By Richa Saraf, (legal@vinodkothari.com) Read more

Guidance Note to NBFCs for nomination of counsel in Delhi High Court

By Richa Saraf, (legal@vinodkothari.com)

BACKGROUND:

  1. In exercise of its powers under sub clause (iv) of clause (m) of sub section (1) of section 2 read with section 31A of the Securitisation and Reconstruction of Financial Assets and Enforcement of Security Interest Act, 2002 ( “SARFAESI Act”), the Central Government issued a notification[1] dated August 5, 2016 notifying 196 Non- Banking Financial Companies (“Notified NBFCs”) as “Financial Institutions”, registered with the Reserve Bank of India (RBI) and having asset of Rs. 500 crore and above as per their last audited balance sheet, on which the SARFAESI Act is applicable.

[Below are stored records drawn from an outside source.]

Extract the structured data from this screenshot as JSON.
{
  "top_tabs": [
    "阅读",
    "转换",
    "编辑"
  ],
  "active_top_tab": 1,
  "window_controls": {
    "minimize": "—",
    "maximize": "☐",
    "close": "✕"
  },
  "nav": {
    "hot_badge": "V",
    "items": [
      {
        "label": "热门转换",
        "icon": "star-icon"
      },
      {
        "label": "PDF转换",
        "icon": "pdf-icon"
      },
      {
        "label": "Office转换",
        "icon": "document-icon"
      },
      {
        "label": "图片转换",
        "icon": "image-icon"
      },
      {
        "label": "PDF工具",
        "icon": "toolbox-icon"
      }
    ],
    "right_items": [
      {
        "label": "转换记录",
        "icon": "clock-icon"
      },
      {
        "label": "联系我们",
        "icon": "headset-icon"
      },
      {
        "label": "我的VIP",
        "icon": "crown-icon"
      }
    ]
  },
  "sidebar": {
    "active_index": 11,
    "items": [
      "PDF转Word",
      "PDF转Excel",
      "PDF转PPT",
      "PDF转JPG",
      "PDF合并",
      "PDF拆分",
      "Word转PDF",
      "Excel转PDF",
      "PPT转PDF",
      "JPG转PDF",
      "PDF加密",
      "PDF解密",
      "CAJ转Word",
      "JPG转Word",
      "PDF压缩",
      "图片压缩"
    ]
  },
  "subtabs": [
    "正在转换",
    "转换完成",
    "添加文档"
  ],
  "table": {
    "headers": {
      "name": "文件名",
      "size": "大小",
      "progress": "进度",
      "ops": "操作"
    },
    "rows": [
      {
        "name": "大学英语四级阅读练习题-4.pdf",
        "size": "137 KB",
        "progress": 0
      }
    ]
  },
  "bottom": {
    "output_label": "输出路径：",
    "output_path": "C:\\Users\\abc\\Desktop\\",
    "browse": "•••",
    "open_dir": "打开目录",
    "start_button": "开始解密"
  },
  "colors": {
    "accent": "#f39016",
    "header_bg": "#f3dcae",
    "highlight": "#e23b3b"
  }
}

Read more

Impact of GST on factoring transactions

By Abhirup Ghosh, (gst@vinodkothari.com)

Factoring is a very popular product mode of working capital funding across the globe. In India, however, the picture is not quite rosy for factoring companies. Nevertheless, like every other thing in the country, factoring transactions will also be affected by the introduction of GST in India. Here in this article, we intend to walk you through the probable impact, GST would create on factoring transactions. Read more